▼▼▼

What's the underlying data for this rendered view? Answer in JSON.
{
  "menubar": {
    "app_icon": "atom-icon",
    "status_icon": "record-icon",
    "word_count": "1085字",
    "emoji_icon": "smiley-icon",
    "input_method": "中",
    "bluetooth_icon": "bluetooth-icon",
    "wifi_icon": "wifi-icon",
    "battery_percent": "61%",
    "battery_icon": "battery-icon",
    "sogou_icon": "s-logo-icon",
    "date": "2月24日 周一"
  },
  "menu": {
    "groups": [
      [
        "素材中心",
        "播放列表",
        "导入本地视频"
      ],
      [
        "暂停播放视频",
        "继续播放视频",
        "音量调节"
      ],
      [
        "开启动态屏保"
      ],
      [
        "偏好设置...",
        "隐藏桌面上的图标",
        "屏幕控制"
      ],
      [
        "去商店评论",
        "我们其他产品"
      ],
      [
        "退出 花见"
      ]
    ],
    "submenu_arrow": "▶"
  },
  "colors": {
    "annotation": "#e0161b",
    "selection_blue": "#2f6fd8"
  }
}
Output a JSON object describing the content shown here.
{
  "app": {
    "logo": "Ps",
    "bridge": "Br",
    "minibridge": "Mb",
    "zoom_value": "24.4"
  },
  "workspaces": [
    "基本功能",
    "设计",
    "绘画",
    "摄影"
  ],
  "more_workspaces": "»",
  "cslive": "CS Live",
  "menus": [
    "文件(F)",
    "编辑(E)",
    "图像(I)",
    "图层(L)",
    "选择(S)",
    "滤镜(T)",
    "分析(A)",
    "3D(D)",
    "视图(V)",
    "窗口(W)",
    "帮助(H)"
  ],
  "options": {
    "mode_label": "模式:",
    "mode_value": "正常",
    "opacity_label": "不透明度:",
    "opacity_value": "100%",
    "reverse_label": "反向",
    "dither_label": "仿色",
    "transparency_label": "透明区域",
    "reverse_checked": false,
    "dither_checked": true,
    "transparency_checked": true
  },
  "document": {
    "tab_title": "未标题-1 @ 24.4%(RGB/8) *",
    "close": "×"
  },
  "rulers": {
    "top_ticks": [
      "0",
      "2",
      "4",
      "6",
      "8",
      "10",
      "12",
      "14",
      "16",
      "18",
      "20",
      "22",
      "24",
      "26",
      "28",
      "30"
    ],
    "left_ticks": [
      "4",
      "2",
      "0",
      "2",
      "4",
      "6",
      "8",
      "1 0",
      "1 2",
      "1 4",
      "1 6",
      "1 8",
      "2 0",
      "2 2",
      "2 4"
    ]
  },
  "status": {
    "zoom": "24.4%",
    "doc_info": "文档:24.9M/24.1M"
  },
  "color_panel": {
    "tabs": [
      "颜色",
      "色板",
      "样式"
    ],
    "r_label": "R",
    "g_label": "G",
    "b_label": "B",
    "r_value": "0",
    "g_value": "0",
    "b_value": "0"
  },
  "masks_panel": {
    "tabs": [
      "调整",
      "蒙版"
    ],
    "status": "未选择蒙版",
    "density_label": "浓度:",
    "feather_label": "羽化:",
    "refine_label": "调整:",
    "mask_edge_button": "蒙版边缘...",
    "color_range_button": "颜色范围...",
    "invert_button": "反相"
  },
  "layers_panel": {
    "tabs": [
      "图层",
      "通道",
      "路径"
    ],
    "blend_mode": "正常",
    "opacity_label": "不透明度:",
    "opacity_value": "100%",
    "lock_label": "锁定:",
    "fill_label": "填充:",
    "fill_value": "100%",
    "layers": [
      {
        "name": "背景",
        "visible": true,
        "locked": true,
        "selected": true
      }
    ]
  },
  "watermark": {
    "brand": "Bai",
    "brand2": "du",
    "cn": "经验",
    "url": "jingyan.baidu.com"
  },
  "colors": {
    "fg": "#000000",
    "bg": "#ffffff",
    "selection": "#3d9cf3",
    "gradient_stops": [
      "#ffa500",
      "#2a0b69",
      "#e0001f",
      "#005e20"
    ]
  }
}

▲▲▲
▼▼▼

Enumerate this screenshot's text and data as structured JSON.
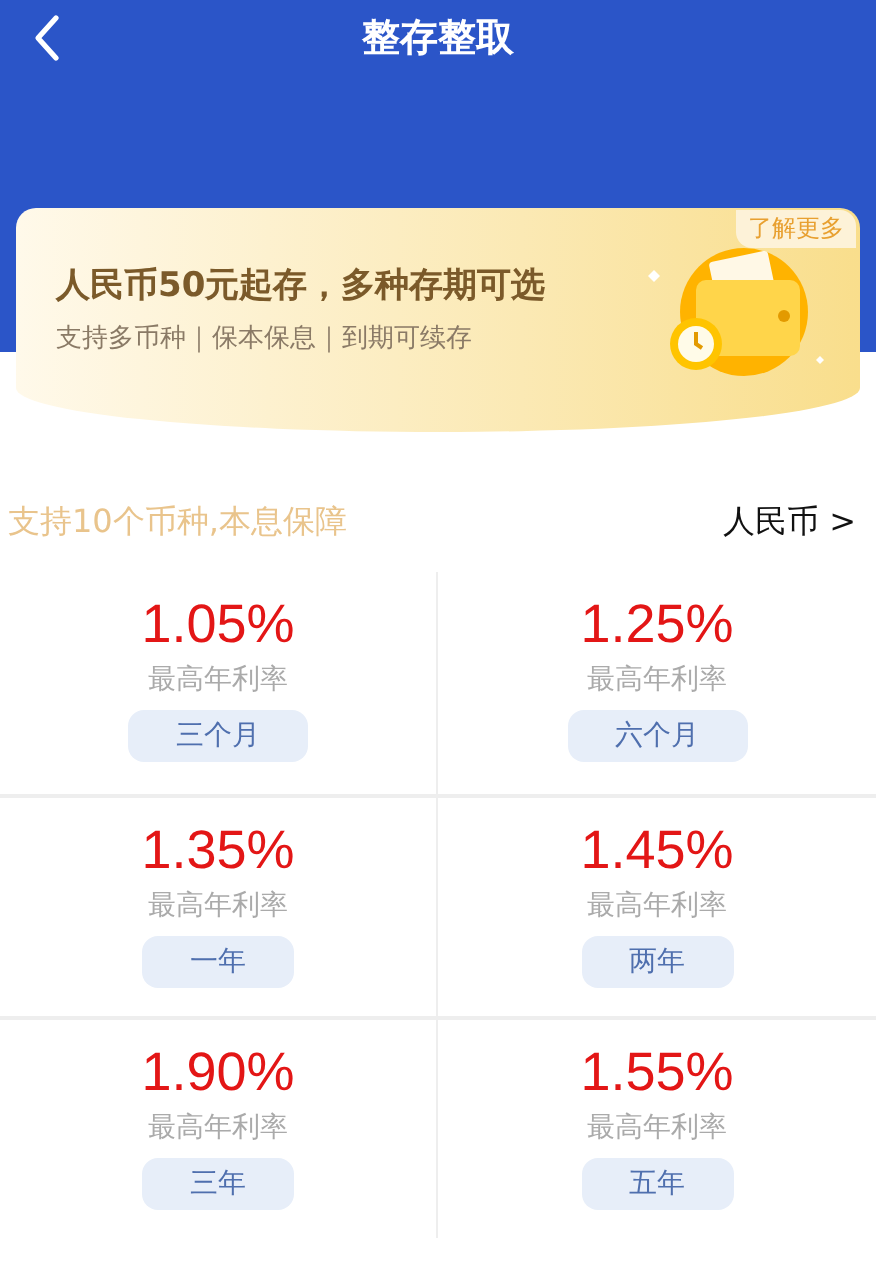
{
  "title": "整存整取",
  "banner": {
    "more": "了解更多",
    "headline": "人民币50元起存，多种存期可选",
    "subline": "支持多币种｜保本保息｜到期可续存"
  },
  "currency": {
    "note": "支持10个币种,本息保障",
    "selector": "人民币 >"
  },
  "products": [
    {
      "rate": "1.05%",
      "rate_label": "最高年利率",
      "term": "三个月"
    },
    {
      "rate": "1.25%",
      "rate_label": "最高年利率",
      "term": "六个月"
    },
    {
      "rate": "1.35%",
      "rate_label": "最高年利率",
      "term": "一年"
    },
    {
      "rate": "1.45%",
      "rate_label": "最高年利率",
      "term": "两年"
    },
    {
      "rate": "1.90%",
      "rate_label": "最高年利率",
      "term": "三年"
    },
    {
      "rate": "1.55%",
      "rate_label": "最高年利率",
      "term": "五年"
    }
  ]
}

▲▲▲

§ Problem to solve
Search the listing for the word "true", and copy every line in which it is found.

§ Result
    "dither_checked": true,
    "transparency_checked": true
        "visible": true,
        "locked": true,
        "selected": true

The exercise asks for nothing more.